Holiday Newsletter Tips
If you get writer's cramp penning greetings or letters to send with your Christmas cards, you may find it easier to create Christmas or holiday newsletters on your computer. Are you still resisting this method? Keep in mind that there are many ways to make them more interesting. Here are several tips that will make your holiday newsletter personable and fun to read.
Write notes first! Make a compilation of the events that occurred within the last year that you wish to include. It's a good idea to ask family members for their input or you may inadvertently leave out something important. Another way to jog your memory is to look at the most recent pictures in your photo album.
Pick Your Topics
Good topics include family vacations, job promotions, special occasions, or baby's first step. To prevent it from being the annual "brag letter," keep it short and add a little humor. For example, instead of "We traveled all over the United States in our new, expensive motor home decked out with all of the extras" would be better put it you state that "We got to see much more of the United States in our new motor home. It's definitely a step up from the old one that was falling apart!" As you can see, how you put it makes an incredible difference.
Bad things do happen. Although holiday newsletters should be uplifting, some things can't be ignored. You can mention illnesses and mishaps, but don't elaborate on blood tests and surgical procedures. A death in the family can be acknowledged with statements that express your loss but also convey happy feelings of remembrance. Consider this: "Sadly, Aunt Betty passed away last February after a long illness. We sure do appreciate the Christmas ornaments she gave us. We were reminded how generous she was when we hung them on the tree!"

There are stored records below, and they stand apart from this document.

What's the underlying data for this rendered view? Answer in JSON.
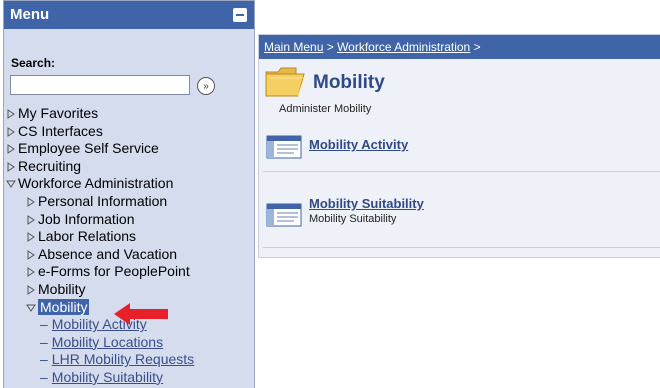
{
  "menu": {
    "title": "Menu",
    "search_label": "Search:",
    "search_value": "",
    "search_go_glyph": "»",
    "items": [
      {
        "label": "My Favorites"
      },
      {
        "label": "CS Interfaces"
      },
      {
        "label": "Employee Self Service"
      },
      {
        "label": "Recruiting"
      },
      {
        "label": "Workforce Administration"
      }
    ],
    "sub_items": [
      {
        "label": "Personal Information"
      },
      {
        "label": "Job Information"
      },
      {
        "label": "Labor Relations"
      },
      {
        "label": "Absence and Vacation"
      },
      {
        "label": "e-Forms for PeoplePoint"
      },
      {
        "label": "Mobility"
      },
      {
        "label": "Mobility"
      }
    ],
    "leaf_items": [
      {
        "label": "Mobility Activity"
      },
      {
        "label": "Mobility Locations"
      },
      {
        "label": "LHR Mobility Requests"
      },
      {
        "label": "Mobility Suitability"
      }
    ]
  },
  "content": {
    "breadcrumb": {
      "part1": "Main Menu",
      "sep1": " > ",
      "part2": "Workforce Administration",
      "sep2": " >"
    },
    "title": "Mobility",
    "description": "Administer Mobility",
    "items": [
      {
        "label": "Mobility Activity",
        "description": ""
      },
      {
        "label": "Mobility Suitability",
        "description": "Mobility Suitability"
      }
    ]
  },
  "colors": {
    "header_blue": "#3f64a7",
    "menu_bg": "#d4dced",
    "arrow_red": "#e8202a"
  },
  "icons": [
    "collapse-icon",
    "search-go-icon",
    "folder-icon",
    "component-icon",
    "red-arrow-icon",
    "triangle-right-icon",
    "triangle-down-icon"
  ]
}
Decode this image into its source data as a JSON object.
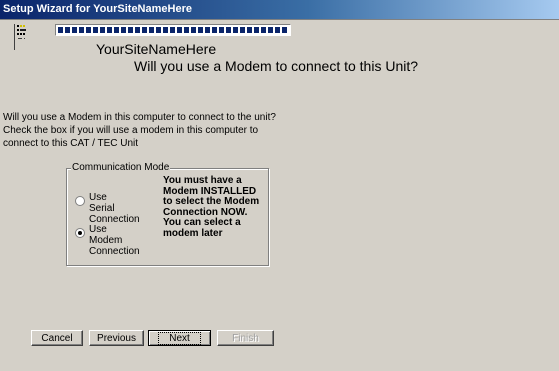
{
  "window": {
    "title": "Setup Wizard for YourSiteNameHere"
  },
  "header": {
    "logo_icon": "app-logo-icon",
    "progress_percent": 100,
    "site_name": "YourSiteNameHere",
    "question": "Will you use a Modem to connect to this Unit?"
  },
  "description": "Will you use a Modem in this computer to connect to the unit?  Check the box if you will  use a modem in this computer to connect to this CAT / TEC Unit",
  "communication_mode": {
    "legend": "Communication Mode",
    "options": [
      {
        "label": "Use Serial Connection",
        "selected": false
      },
      {
        "label": "Use Modem Connection",
        "selected": true
      }
    ],
    "note": "You must have a Modem INSTALLED to select the Modem Connection NOW.  You can select a modem later"
  },
  "buttons": {
    "cancel": "Cancel",
    "previous": "Previous",
    "next": "Next",
    "finish": "Finish"
  }
}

Add visual elements to adorn the pages, holiday style. Many Christmas newsletter templates on the Internet have the layout and images ready to go. Or, you can make your own with a word processor or publishing program and add festive clipart. Better yet, forget the clipart and add family photos instead, complete with descriptive captions. Whatever your choice, keep it simple. Busy pages look "overdone" and distract from the message.
Make it Personable
Close your holiday newsletter with Christmas greetings and warm wishes for the upcoming New Year. You can make it more personal if you hand-write a short note at the bottom, tailored to the recipient. Does that defeat the purpose of saving time by creating a printed holiday newsletter? Not at all. You'll pack in much more information in the printed portion that otherwise wouldn't have been included and still be able to convey an intimate message. When you're through, proofread your letter for errors, address, stamp, and send.